Our Process

THE HEARTLAND PROCESS

The “Heartland Process” is designed to help us and our clients form a long-term relationship built on openness and transparency.  It is important that both (you) the client and (we) the financial advisors feel our relationship is beneficial for the long term. The “Heartland Process” is designed to move the relationship through systematic steps toward your goal-based outcomes.

By going through the initial steps of the process, both sides can determine if there is value in moving forward and entrusting your investable assets, retirement resources, and savings with us.

Step 1 – Introduction
This introduction can be done in person (preferable), video conference, or over the phone.  During this meeting, we will ask a series of questions to help you determine if our team and services can benefit you.

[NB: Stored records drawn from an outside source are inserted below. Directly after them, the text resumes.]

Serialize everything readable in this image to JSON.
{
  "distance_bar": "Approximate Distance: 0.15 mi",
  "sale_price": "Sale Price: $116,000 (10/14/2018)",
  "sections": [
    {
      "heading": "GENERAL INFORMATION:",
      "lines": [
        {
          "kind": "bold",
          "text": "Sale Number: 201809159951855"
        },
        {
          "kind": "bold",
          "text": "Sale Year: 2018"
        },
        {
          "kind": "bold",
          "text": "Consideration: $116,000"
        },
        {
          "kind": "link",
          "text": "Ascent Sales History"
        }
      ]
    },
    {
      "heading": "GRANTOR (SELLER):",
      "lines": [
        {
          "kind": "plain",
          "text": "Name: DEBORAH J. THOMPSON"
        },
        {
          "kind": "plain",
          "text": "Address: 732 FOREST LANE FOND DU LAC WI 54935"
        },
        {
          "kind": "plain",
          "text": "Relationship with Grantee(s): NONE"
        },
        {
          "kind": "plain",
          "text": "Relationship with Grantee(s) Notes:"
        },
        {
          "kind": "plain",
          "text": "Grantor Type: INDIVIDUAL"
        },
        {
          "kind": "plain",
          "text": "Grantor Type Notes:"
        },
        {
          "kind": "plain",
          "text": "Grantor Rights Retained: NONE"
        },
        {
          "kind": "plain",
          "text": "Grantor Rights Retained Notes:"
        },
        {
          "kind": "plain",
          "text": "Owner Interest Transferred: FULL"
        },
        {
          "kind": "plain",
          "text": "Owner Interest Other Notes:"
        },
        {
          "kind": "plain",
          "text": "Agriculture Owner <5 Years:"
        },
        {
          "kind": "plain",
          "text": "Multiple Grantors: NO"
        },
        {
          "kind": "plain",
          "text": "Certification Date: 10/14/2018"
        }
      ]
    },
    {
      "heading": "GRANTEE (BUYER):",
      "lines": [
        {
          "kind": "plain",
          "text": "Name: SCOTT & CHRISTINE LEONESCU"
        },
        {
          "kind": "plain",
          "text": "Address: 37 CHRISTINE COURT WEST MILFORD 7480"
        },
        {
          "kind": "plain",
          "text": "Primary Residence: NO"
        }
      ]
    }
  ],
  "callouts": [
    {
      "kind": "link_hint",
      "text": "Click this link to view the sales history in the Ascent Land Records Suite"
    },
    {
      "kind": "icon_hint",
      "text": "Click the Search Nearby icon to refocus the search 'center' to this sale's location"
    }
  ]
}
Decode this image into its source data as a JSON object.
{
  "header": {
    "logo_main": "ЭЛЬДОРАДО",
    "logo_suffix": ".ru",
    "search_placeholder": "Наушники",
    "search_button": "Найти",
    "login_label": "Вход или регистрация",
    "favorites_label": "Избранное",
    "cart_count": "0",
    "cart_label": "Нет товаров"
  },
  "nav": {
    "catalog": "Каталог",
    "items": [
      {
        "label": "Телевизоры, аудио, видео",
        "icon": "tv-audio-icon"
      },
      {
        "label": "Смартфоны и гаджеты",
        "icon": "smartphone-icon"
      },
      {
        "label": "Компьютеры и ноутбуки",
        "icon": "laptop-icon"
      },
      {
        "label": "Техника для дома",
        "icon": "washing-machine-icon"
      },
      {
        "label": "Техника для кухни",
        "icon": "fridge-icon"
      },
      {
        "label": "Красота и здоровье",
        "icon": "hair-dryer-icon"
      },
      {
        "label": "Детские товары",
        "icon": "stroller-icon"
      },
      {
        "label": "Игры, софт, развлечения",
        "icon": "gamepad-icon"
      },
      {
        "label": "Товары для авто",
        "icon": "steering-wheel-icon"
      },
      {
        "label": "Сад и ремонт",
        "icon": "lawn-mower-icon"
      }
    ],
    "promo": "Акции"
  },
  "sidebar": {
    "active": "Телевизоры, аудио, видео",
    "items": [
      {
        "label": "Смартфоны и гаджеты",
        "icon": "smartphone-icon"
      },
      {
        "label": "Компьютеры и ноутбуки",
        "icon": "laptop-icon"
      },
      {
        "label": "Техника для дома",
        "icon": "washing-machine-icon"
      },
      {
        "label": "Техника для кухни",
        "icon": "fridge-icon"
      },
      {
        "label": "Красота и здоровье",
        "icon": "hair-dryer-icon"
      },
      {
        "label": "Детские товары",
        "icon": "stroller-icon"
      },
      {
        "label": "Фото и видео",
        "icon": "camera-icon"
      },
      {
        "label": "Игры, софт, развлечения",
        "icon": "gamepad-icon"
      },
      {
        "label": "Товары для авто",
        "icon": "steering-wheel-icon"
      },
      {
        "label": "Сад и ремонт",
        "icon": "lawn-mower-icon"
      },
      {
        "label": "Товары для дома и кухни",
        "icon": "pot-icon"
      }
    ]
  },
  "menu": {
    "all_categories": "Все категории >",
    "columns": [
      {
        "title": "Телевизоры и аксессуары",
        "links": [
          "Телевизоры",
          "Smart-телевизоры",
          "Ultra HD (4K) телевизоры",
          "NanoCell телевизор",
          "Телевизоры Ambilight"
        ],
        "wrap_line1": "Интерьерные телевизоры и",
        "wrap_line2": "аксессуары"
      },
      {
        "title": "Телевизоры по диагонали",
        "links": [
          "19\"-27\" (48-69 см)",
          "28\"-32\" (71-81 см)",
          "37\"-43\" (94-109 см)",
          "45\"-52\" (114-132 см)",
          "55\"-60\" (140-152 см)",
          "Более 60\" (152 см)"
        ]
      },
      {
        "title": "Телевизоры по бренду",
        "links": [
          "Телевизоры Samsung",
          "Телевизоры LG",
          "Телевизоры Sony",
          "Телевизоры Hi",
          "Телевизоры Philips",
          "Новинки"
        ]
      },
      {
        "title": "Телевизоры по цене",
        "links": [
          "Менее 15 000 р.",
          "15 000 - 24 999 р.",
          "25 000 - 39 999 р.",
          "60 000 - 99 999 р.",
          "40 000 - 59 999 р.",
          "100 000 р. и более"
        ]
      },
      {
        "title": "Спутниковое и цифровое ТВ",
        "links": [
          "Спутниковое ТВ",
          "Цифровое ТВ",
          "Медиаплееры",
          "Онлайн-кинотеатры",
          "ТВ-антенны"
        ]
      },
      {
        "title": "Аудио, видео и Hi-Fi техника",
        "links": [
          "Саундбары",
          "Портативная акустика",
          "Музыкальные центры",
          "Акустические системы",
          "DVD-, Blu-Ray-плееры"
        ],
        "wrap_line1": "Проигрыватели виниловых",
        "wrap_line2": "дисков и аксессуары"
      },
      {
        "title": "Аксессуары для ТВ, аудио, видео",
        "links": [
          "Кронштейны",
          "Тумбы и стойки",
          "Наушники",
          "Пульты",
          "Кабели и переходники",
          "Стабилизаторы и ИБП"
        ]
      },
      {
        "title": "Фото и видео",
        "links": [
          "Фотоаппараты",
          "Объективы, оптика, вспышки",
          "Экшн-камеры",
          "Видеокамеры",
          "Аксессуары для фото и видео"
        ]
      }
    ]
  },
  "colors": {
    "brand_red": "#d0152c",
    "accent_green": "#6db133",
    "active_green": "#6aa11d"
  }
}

We trust this introduction will give you (and us) clarity on how best to move forward.  If both sides agree, we will move to Step 2 of the process.

Step 2 ‐ Financial Plan Questionnaire
The “Heartland Process” uses the Stifel financial plan questionnaire as our primary tool for gathering the necessary information to get started.  This in-depth form gives you total control over what is shared with us.  Gathering this data is essential for us to begin the process of creating a unique, customized plan for you.  Once received, we will get to work on creating the initial draft of your plan through Stifel’s financial planning resources. 

Step 3 – Financial Plan Presentation
The financial plan presentation is the heart of our process.  This presentation will illustrate how your dollars need to be invested to work toward your goals.  The review utilizes Monte Carlo simulations to project your probability of success over a multitude of scenarios.  In addition, we will consider factors such as inflation, taxes, retirement dates, and many others that may affect your financial future.  This review will be done in the office or video conference.  By the end of our time together, our hope is for you to have a better understanding of where you currently are and what is needed to get you to where you want to be.

Step 4 – Decision Time
Following the presentation, we encourage you to take time to consider everything that has been presented and discussed.  The next step is to decide if you would like to move forward with the relationship, entrusting us to help you manage your assets.  The account types we open and investment portfolios we pursue will be determined by the outcomes revealed in the financial plan.  The amount of risk taken will be based on those outcomes and our conversations around your risk tolerance.  We consider the “risk conversation” one of the most important aspects of financial planning.  Educating our clients on risk and how much we are taking to potentially generate investment returns is of the utmost importance to us. 

Step 5 – Implementation
Once we both have made the decision to move forward, our team will begin the implementation phase.  This is the step where we will assist you in completing the necessary paperwork.  We will share with you what we believe to be the most cost-effective and tax-efficient methods to move your funds into the newly established Stifel accounts.

Step 6 – “Heartland Service Model”
Once you become a client, our focus is to provide service through a collaborative team approach.  Our client service associates and team of financial advisors are available on a daily basis to help with anything you may need.  You will receive monthly statements, automatic portfolio rebalancing, with your permission, and an annual review in addition to any customized services that may be agreed upon as part of working with us.  We recognize that needs arise and life happens.  We are always ready to schedule an appointment, conduct a review, and create an updated strategy on how to best continue working toward your hopes, dreams, and goals.  Years of experience have taught us that periodic client communication is the best way to work together in accomplishing this mission. 

Rebalancing may have tax consequences, which you should discuss with your tax advisor.